Hundreds of Rohingyas fleeing systematic persecution in Myanmar require immediate assistance from Thailand, India, and Indonesia.
A group of 91 persons believed to be Rohingyas, who landed on the Andaman Islands, India in early February 2011, claim that the Thai navy put them out to sea in January 2011 in an engineless boat with limited food and water. Thai authorities, however, claim that they returned 91 persons detained in Thailand to Myanmar in late January 2011. Amnesty International called on the government of Thailand to institute a prompt, independent and transparent investigation into how Thai authorities treated this group.
Thai authorities have detained hundreds of individuals claiming to be Rohingyas, including children, since January 2011.

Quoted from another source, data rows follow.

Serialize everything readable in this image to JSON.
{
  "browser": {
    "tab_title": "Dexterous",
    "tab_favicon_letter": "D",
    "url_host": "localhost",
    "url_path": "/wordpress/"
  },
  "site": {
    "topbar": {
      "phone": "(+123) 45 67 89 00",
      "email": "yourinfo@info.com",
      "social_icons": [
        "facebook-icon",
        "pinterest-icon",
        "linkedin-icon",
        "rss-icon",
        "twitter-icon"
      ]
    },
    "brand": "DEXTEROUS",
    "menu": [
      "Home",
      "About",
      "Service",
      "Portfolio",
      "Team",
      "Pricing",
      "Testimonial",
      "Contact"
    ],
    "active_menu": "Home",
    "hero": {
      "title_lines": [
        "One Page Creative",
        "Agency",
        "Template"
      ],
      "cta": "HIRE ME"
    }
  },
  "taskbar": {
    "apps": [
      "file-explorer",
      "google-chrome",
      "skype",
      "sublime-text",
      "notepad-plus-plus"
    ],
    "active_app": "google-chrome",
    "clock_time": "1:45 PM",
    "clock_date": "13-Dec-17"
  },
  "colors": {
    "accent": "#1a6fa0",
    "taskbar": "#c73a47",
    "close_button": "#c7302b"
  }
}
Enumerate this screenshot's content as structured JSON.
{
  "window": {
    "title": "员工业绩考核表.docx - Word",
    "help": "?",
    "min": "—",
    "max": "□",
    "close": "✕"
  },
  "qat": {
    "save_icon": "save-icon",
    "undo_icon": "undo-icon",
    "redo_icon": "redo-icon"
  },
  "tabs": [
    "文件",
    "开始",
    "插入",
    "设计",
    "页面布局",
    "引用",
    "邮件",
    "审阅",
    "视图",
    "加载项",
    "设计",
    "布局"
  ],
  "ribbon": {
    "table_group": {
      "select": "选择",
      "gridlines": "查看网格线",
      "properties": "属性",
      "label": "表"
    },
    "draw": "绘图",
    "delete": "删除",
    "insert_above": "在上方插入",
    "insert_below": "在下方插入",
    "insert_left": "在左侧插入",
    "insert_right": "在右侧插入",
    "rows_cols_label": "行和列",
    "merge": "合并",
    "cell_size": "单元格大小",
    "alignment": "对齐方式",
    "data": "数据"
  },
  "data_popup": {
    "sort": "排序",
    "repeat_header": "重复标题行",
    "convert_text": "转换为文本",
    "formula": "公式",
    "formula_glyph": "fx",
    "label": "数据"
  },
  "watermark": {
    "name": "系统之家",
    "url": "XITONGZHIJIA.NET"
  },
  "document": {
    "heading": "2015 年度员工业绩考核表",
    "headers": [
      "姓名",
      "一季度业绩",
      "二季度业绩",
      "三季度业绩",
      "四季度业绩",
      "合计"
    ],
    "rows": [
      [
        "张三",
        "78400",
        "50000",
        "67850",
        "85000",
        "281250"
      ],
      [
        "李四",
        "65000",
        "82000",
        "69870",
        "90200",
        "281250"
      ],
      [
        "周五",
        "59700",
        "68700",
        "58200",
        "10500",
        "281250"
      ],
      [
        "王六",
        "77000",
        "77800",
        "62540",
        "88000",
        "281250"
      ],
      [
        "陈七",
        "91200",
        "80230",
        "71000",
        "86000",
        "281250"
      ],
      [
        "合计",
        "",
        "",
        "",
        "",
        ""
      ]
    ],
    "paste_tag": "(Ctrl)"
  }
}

A further 129 persons claiming to be Rohingyas arrived in Aceh, Indonesia on 17 February 2011.
The Rohingyas, who live in Myanmar’s Rakhine State, suffer from systematic persecution, including forced labour, forced eviction, land confiscation, and severe restrictions on freedom of movement. The Myanmar government refuses to grant them citizenship, rendering them stateless, in violation of their international rights. Many Rohingyas have fled to Bangladesh, and have tried to seek work in other countries.
In late 2008 and early 2009, Thai security forces pushed hundreds of Rohingyas to sea in unseaworthy boats. Some subsequently died at sea. A number of those rescued were detained and remain with indeterminate status on the Andaman Islands, India without a proper assessment of their protection needs.
Amnesty called on the governments of Thailand, India and Indonesia to act on their obligations under international human rights and customary international law, including by giving persons claiming to be Rohingyas on their territory access to full and fair refugee determination procedures, and to grant the United Nations refugee agency (UNHCR) access to them.
Amnesty International emphasized that the Rohingyas would be at risk of human rights violations if returned to Myanmar. No Rohingyas, or other asylum seekers, should be returned to Myanmar against their will if they have a well-founded fear of persecution.
Amnesty International has urged Myanmar to stop the systematic persecution of the Rohingyas. Amnesty International has also urged Myanmar’s neighbours to provide the UN Refugee Agency immediate access to all Rohingyas in their territory and to ratify the UN Convention relating to the Status of Refugees, its 1967 Protocol, and the UN Convention relating to the Status of Stateless Persons.